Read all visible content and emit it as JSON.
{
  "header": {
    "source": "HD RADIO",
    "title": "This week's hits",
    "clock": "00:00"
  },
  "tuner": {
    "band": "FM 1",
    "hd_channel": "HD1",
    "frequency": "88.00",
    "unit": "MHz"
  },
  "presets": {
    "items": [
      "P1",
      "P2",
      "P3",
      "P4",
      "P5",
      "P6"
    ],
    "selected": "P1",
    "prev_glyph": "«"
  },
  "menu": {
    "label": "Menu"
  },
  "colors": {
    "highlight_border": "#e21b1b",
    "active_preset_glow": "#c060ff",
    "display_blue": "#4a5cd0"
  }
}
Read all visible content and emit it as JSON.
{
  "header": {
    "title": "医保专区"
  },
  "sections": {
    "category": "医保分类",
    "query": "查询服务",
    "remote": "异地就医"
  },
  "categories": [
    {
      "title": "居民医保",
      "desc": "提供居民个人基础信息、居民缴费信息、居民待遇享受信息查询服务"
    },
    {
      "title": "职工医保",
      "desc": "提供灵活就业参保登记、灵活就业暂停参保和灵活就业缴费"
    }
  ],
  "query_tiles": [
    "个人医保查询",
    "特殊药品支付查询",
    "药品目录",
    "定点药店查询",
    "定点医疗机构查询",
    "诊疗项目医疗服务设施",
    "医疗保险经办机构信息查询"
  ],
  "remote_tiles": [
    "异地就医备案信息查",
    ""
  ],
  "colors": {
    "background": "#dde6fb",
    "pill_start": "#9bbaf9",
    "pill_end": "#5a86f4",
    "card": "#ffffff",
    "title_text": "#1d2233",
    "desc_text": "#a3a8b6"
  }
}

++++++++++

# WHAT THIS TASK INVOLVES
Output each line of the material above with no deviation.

# REPLY
Read all visible content and emit it as JSON.
{
  "header": {
    "source": "HD RADIO",
    "title": "This week's hits",
    "clock": "00:00"
  },
  "tuner": {
    "band": "FM 1",
    "hd_channel": "HD1",
    "frequency": "88.00",
    "unit": "MHz"
  },
  "presets": {
    "items": [
      "P1",
      "P2",
      "P3",
      "P4",
      "P5",
      "P6"
    ],
    "selected": "P1",
    "prev_glyph": "«"
  },
  "menu": {
    "label": "Menu"
  },
  "colors": {
    "highlight_border": "#e21b1b",
    "active_preset_glow": "#c060ff",
    "display_blue": "#4a5cd0"
  }
}
Read all visible content and emit it as JSON.
{
  "header": {
    "title": "医保专区"
  },
  "sections": {
    "category": "医保分类",
    "query": "查询服务",
    "remote": "异地就医"
  },
  "categories": [
    {
      "title": "居民医保",
      "desc": "提供居民个人基础信息、居民缴费信息、居民待遇享受信息查询服务"
    },
    {
      "title": "职工医保",
      "desc": "提供灵活就业参保登记、灵活就业暂停参保和灵活就业缴费"
    }
  ],
  "query_tiles": [
    "个人医保查询",
    "特殊药品支付查询",
    "药品目录",
    "定点药店查询",
    "定点医疗机构查询",
    "诊疗项目医疗服务设施",
    "医疗保险经办机构信息查询"
  ],
  "remote_tiles": [
    "异地就医备案信息查",
    ""
  ],
  "colors": {
    "background": "#dde6fb",
    "pill_start": "#9bbaf9",
    "pill_end": "#5a86f4",
    "card": "#ffffff",
    "title_text": "#1d2233",
    "desc_text": "#a3a8b6"
  }
}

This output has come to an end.